However, it is also possible for the stress in Italian to fall on the third-to-last syllable A me rica, te le fono and even the fourth-to-last syllable te le fonano in third person plural verb conjugations. When writing numbers, switch the use of commas and periods. For example, 4. In French, cent has a plural form: cents , but mille is invariable there is no plural form ; while in Italian, cento is invariable and mille has a plural form: mila.
French telephone numbers are ten digits, beginning with zero, and the country code is 33 Belgium: 32, Switzerland: 41, Canada: 1. Italian telephone numbers are between 8 and 11 digits, most beginning with zero, and the country code is Articles are slightly more complicated in Italian. The rows in italics only concern Italian and not French. However, la is still used for all feminine Italian nouns that begin with those same letters.
Only il changes to i in the plural, while l' and lo change to gli. Feminine articles are more simple: la and l' change to le in the plural. The plural indefinite article can be expressed as some in English, but it is not always used. In French, ce, cet, and cette can be translated as this or that , while ces can be translated as these or those. In Italian, two distinct forms exist to distinguish between what is close and what is far away: quest- for close, and quel- for far away. In Italian, demonstrative adjectives which precede nouns and demonstrative pronouns which take the place of nouns have very similar forms.
In French, the demonstrative pronouns have different forms. There are two genders of nouns in both languages, masculine and feminine, and two numbers, singular and plural. Adjectives agree in gender and number with nouns, so you must learn the gender with each noun in order to form grammatically correct phrases. Usually the last letter of the noun will tell you which gender it is.
Gender In French, masculine singular nouns generally end with a consonant, - age or -ment. In Italian, masculine singular nouns generally end with -o or -ore. Feminine singular nouns generally end with -a or -zione.
Nouns ending with -e and -ista can be either gender, so you must learn those individually.

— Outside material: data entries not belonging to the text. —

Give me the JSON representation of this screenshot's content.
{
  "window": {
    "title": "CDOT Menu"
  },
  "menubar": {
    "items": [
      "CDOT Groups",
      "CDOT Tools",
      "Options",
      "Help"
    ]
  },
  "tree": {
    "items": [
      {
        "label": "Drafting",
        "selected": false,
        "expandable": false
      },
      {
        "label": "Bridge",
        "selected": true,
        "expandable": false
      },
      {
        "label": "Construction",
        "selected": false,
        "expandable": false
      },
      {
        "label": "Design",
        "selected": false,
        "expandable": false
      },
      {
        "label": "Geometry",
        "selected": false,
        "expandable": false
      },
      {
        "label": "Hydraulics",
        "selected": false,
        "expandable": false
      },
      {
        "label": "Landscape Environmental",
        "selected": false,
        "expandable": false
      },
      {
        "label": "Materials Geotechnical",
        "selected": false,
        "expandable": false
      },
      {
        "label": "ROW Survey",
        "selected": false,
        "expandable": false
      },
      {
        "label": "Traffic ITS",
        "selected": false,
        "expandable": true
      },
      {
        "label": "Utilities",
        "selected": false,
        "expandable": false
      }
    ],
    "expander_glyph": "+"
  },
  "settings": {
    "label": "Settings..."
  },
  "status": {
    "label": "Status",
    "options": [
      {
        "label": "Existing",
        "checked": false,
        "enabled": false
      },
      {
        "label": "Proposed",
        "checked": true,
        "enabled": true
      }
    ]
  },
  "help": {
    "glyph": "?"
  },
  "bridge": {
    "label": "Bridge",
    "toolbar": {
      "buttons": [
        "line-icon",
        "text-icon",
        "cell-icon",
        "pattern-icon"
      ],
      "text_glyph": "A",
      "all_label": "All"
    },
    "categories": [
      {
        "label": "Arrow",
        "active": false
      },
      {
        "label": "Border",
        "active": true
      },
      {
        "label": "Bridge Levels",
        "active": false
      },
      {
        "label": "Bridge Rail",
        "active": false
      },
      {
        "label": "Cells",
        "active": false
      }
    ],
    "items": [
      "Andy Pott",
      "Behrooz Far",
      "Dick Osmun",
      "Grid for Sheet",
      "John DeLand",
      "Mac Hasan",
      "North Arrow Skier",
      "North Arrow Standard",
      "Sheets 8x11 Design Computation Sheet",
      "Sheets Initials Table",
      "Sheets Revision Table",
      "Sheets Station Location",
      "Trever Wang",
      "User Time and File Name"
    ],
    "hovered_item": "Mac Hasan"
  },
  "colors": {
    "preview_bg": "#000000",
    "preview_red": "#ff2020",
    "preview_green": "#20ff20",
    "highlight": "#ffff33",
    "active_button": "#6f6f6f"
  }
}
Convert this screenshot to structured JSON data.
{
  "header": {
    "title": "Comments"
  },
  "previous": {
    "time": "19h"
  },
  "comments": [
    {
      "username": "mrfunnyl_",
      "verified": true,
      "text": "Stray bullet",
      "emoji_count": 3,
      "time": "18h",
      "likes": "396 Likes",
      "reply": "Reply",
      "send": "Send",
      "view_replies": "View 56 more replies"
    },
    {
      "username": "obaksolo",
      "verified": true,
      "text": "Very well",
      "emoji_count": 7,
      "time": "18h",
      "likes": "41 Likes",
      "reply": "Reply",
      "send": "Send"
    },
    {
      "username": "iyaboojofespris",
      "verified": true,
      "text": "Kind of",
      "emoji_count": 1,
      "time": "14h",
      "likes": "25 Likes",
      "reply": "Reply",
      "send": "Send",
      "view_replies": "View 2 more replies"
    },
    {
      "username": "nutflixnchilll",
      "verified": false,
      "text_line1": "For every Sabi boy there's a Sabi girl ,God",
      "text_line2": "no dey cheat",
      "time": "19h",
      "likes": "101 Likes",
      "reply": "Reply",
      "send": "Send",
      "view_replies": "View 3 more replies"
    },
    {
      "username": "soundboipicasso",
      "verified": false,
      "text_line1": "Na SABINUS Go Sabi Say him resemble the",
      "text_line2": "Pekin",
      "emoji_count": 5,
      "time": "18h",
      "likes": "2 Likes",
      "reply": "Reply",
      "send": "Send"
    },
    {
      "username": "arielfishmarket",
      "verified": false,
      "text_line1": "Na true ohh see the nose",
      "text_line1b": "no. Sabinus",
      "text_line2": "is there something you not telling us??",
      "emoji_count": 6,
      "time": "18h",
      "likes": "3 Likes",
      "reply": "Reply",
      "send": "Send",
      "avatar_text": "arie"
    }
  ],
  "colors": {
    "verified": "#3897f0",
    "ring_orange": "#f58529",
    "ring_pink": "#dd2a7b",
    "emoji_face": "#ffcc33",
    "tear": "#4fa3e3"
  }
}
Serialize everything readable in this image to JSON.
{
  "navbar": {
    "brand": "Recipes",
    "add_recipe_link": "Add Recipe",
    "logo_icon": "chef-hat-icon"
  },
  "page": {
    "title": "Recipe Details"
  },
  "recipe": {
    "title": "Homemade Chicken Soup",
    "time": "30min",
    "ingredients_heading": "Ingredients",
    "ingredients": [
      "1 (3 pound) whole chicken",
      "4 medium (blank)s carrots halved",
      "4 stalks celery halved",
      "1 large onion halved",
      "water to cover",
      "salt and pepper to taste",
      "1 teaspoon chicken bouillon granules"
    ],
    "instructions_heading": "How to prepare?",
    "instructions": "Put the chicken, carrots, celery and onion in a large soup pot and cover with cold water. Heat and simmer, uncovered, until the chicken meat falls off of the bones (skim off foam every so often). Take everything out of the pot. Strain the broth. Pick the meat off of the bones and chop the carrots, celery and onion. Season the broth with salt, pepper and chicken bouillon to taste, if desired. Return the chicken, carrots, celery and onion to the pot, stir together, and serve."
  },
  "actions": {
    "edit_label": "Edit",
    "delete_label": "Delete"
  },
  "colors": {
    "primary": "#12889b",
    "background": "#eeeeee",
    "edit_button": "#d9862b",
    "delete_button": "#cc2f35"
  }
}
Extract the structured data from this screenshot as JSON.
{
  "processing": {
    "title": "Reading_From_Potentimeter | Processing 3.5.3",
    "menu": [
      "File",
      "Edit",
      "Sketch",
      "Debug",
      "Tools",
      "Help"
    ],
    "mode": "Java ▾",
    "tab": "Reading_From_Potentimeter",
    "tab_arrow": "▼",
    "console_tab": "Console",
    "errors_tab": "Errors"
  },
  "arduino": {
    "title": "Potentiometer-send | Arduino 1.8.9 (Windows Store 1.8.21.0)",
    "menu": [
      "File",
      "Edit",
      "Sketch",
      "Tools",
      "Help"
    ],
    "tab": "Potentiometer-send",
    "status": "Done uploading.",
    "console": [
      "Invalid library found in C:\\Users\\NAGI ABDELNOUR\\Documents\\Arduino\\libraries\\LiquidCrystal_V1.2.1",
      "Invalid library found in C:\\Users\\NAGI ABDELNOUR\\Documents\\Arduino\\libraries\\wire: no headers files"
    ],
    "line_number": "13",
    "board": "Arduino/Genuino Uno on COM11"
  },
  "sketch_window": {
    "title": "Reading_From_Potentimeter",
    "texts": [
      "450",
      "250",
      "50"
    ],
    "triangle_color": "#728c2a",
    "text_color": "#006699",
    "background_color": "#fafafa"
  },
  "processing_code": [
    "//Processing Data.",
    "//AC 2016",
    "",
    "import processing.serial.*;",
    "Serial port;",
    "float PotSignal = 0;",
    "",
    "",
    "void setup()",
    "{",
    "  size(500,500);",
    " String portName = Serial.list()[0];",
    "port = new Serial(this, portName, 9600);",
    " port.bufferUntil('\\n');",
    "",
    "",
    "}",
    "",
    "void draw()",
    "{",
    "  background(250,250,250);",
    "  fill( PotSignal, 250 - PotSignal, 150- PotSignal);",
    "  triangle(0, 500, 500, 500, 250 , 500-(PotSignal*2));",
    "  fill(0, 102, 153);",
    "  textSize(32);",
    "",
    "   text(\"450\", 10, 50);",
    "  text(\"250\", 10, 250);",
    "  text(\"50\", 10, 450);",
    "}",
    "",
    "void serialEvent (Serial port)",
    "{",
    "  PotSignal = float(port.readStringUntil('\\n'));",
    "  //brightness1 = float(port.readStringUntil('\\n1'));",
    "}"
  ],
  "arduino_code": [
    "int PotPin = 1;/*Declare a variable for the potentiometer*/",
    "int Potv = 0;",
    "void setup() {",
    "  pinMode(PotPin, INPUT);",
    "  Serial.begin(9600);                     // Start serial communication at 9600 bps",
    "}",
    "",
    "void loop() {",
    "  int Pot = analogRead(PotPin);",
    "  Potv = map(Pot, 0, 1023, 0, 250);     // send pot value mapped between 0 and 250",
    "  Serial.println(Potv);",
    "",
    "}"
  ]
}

A few masculine nouns end with -a: il problema, il tema, il teorema, il poeta, il cinema, il programma; and a few feminine nouns end with -o: la mano, la radio, la foto, la moto. In most cases, the gender of a noun is the same in French and Italian. But there are some cases in which the genders are reversed. For example, names of cities and letters of the alphabet are masculine in French, but feminine in Italian.
Feminine nouns change -a to -e in the plural. Monosyllabic nouns, nouns that end with an accented letter, with a consonant, and with -i do not change in the plural. Nouns ending in -ca, -go, -ca, and -ga add an -h before the plural ending as a rule of pronunciation.
Nouns that end with -io can either change to -ii in the plural if the i of -io is stressed , or to -i if the i of -io is not stressed. Italian Irregular Plurals: l'uomo - gli uomini man-men ; il dio - gli dei god-gods ; il bue - i buoi beef ; il centinaio - le centinaia century-centuries ; il dito - le dita finger-fingers ; il riso - le risa laughter ; l'uovo - le uova egg-eggs ; l'ala - le ali wing-wings ; l'arma - le armi weapon-weapons ; la mano - le mani hand-hands.
There is more than one you in both languages, depending on how many people you are speaking to and how informal or formal you are being. In French, tu is singular and informal when speaking to one person, such as a family member ; while vous is plural, whether informal or formal when speaking to more than one person AND singular and formal when speaking to one person, whom you do not know well or to whom you'd like to show respect.
In Italian, tu is informal and singular, while Lei is formal and singular and voi is plural, whether informal or formal. On and si are used as an abstract subject meaning one, they, you, we, people in general, etc.